Applying additional layers on receding mountains, and modulating further the sky.
Considering the device warm-cool, I kept consciously warmer colors in the fore- and middle ground and cooler colors in the background.
Overall I felt an intense back and force working in the later stages. It reminded me of the intense earth’s powers in the development of the current structures.
- From the three mentioned devices I found for my subject matter the loss in saturation and warm/cool the most suitable.
- I find it harder to work with loss in contrast as especially the horizon line of the mountains are very sharp, and the middle ground do convey for the naked eye a rather low key area. Nevertheless I do think that all three devices are suitable depending on subject matter.
- In painting #2 I stopped in between and struggled with the continuation: I am not that satisfied with the final outcome, feeling the middle ground too dull and less appealing. Wondering how I could have continued after blocking in rather expressively the main areas (see step 3 in work in progress). I felt at times the requirements of the exercise a bit to restrictive. Knowing quite well that this is not the exercise text as such but rather me and being to self-conscious.
- I am wondering about aerial perspective of the sky. As from my embodied experience on site I always feel the sky as the most extending area: from the far distance to the above my head and beyond. I nearly al the time am bending my head to see more. a kind of 180 degree vertical movement. How can I embed this experience into my work?
- Baetjer, K. (2014) “Claude Lorrain (1604/5?–1682).” In Heilbrunn Timeline of Art History. New York: The Metropolitan Museum of Art, 2000–. http://www.metmuseum.org/toah/hd/clau/hd_clau.htm (accessed 15 Nov 2016)

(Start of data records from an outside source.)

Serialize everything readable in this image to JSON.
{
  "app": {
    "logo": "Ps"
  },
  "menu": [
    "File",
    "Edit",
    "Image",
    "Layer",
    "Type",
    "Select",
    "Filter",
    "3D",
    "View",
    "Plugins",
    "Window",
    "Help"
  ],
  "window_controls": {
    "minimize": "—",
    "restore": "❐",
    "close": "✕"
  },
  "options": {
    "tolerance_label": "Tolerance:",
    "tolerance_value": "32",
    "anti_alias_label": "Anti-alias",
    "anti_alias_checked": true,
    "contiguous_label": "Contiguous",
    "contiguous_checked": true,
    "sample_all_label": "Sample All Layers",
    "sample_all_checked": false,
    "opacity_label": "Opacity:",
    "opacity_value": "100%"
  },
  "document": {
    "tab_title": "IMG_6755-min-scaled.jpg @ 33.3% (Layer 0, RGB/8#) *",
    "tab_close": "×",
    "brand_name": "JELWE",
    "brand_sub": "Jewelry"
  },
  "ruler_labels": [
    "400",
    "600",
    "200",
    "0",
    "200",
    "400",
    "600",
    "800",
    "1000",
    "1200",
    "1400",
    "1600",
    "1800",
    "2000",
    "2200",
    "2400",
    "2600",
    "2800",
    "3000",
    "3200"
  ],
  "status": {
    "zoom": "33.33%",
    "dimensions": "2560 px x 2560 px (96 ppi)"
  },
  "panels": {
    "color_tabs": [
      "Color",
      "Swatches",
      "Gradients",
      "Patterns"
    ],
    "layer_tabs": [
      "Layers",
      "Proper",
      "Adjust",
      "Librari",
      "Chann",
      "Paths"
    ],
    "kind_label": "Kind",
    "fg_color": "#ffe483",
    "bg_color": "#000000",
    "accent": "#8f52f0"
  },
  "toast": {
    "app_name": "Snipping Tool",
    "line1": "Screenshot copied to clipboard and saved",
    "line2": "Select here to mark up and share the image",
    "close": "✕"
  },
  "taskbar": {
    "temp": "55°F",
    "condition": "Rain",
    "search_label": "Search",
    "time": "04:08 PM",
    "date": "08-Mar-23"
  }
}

- Oxford Art Online: http://www.oxfordartonline.com/
- Schaffeld, S (weblog post 20 Aug 2016) ‘John Ruskin – Elements of drawing. Letter 3‘ Available from: http://ocapainting1.stefanschaffeld.com/?p=1990